▶ Problem requirements:
All of the records below need to be written out exactly, but without the pictures.

[[ Dataset records, beginning ]]

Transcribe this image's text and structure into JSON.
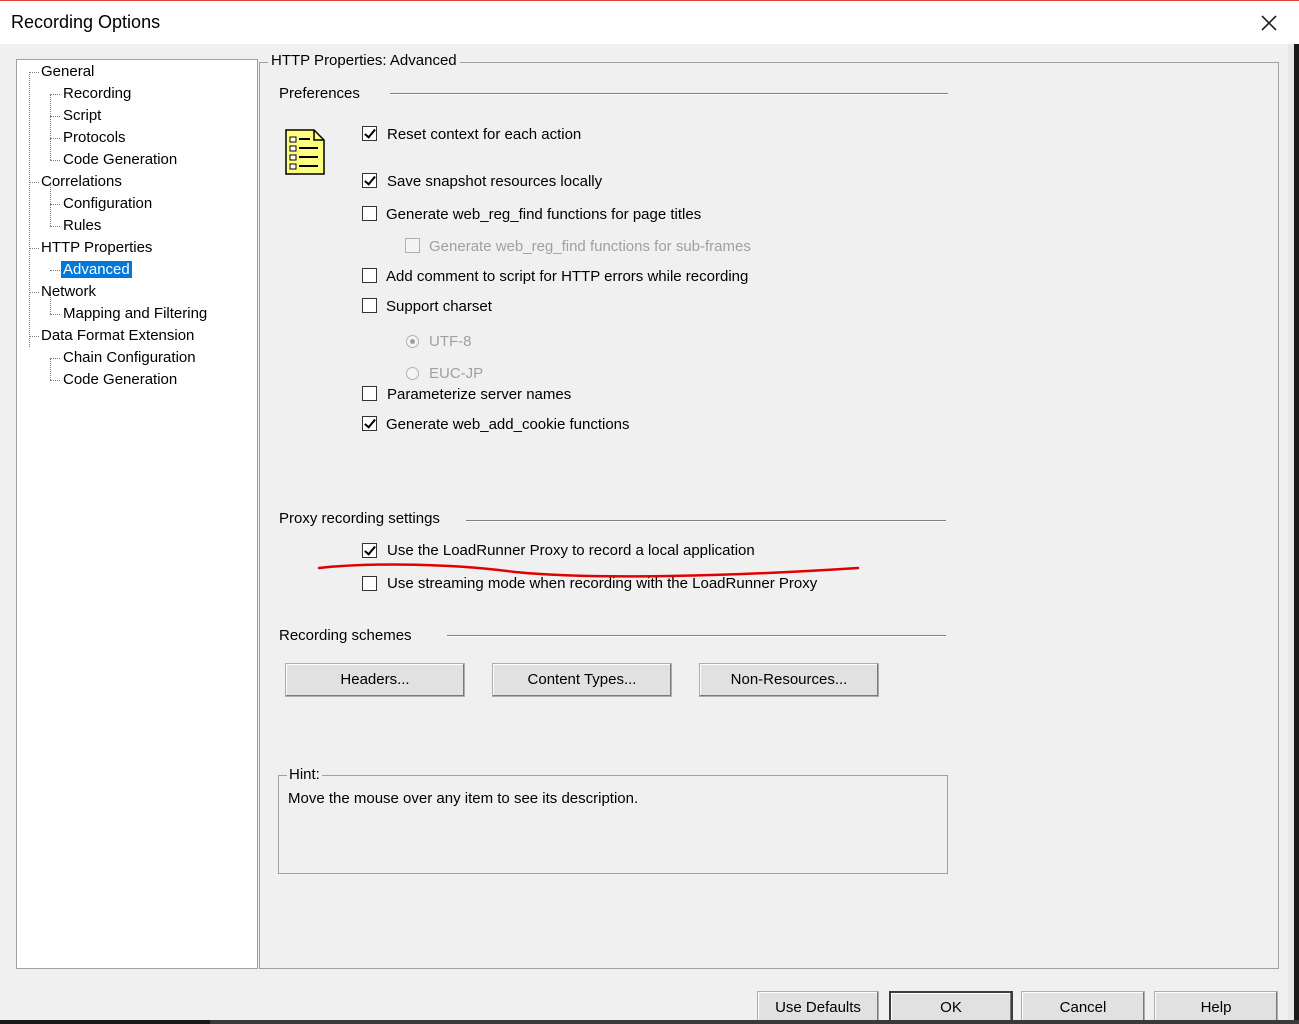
{
  "window": {
    "title": "Recording Options"
  },
  "tree": {
    "items": [
      {
        "label": "General"
      },
      {
        "label": "Recording"
      },
      {
        "label": "Script"
      },
      {
        "label": "Protocols"
      },
      {
        "label": "Code Generation"
      },
      {
        "label": "Correlations"
      },
      {
        "label": "Configuration"
      },
      {
        "label": "Rules"
      },
      {
        "label": "HTTP Properties"
      },
      {
        "label": "Advanced",
        "selected": true
      },
      {
        "label": "Network"
      },
      {
        "label": "Mapping and Filtering"
      },
      {
        "label": "Data Format Extension"
      },
      {
        "label": "Chain Configuration"
      },
      {
        "label": "Code Generation"
      }
    ]
  },
  "main": {
    "group_title": "HTTP Properties: Advanced",
    "preferences": {
      "label": "Preferences",
      "icon": "document-checklist-icon",
      "options": [
        {
          "label": "Reset context for each action",
          "checked": true,
          "enabled": true
        },
        {
          "label": "Save snapshot resources locally",
          "checked": true,
          "enabled": true
        },
        {
          "label": "Generate web_reg_find functions for page titles",
          "checked": false,
          "enabled": true
        },
        {
          "label": "Generate web_reg_find functions for sub-frames",
          "checked": false,
          "enabled": false
        },
        {
          "label": "Add comment to script for HTTP errors while recording",
          "checked": false,
          "enabled": true
        },
        {
          "label": "Support charset",
          "checked": false,
          "enabled": true
        },
        {
          "label": "Parameterize server names",
          "checked": false,
          "enabled": true
        },
        {
          "label": "Generate web_add_cookie functions",
          "checked": true,
          "enabled": true
        }
      ],
      "charset_options": [
        {
          "label": "UTF-8",
          "selected": true,
          "enabled": false
        },
        {
          "label": "EUC-JP",
          "selected": false,
          "enabled": false
        }
      ]
    },
    "proxy": {
      "label": "Proxy recording settings",
      "options": [
        {
          "label": "Use the LoadRunner Proxy to record a local application",
          "checked": true
        },
        {
          "label": "Use streaming mode when recording with the LoadRunner Proxy",
          "checked": false
        }
      ],
      "annotation_color": "#e00000"
    },
    "schemes": {
      "label": "Recording schemes",
      "buttons": [
        "Headers...",
        "Content Types...",
        "Non-Resources..."
      ]
    },
    "hint": {
      "label": "Hint:",
      "text": "Move the mouse over any item to see its description."
    }
  },
  "footer": {
    "buttons": [
      "Use Defaults",
      "OK",
      "Cancel",
      "Help"
    ]
  }
}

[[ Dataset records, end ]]

▶ Completed task:
Transcribe this image's text and structure into JSON.
{
  "window": {
    "title": "Recording Options"
  },
  "tree": {
    "items": [
      {
        "label": "General"
      },
      {
        "label": "Recording"
      },
      {
        "label": "Script"
      },
      {
        "label": "Protocols"
      },
      {
        "label": "Code Generation"
      },
      {
        "label": "Correlations"
      },
      {
        "label": "Configuration"
      },
      {
        "label": "Rules"
      },
      {
        "label": "HTTP Properties"
      },
      {
        "label": "Advanced",
        "selected": true
      },
      {
        "label": "Network"
      },
      {
        "label": "Mapping and Filtering"
      },
      {
        "label": "Data Format Extension"
      },
      {
        "label": "Chain Configuration"
      },
      {
        "label": "Code Generation"
      }
    ]
  },
  "main": {
    "group_title": "HTTP Properties: Advanced",
    "preferences": {
      "label": "Preferences",
      "icon": "document-checklist-icon",
      "options": [
        {
          "label": "Reset context for each action",
          "checked": true,
          "enabled": true
        },
        {
          "label": "Save snapshot resources locally",
          "checked": true,
          "enabled": true
        },
        {
          "label": "Generate web_reg_find functions for page titles",
          "checked": false,
          "enabled": true
        },
        {
          "label": "Generate web_reg_find functions for sub-frames",
          "checked": false,
          "enabled": false
        },
        {
          "label": "Add comment to script for HTTP errors while recording",
          "checked": false,
          "enabled": true
        },
        {
          "label": "Support charset",
          "checked": false,
          "enabled": true
        },
        {
          "label": "Parameterize server names",
          "checked": false,
          "enabled": true
        },
        {
          "label": "Generate web_add_cookie functions",
          "checked": true,
          "enabled": true
        }
      ],
      "charset_options": [
        {
          "label": "UTF-8",
          "selected": true,
          "enabled": false
        },
        {
          "label": "EUC-JP",
          "selected": false,
          "enabled": false
        }
      ]
    },
    "proxy": {
      "label": "Proxy recording settings",
      "options": [
        {
          "label": "Use the LoadRunner Proxy to record a local application",
          "checked": true
        },
        {
          "label": "Use streaming mode when recording with the LoadRunner Proxy",
          "checked": false
        }
      ],
      "annotation_color": "#e00000"
    },
    "schemes": {
      "label": "Recording schemes",
      "buttons": [
        "Headers...",
        "Content Types...",
        "Non-Resources..."
      ]
    },
    "hint": {
      "label": "Hint:",
      "text": "Move the mouse over any item to see its description."
    }
  },
  "footer": {
    "buttons": [
      "Use Defaults",
      "OK",
      "Cancel",
      "Help"
    ]
  }
}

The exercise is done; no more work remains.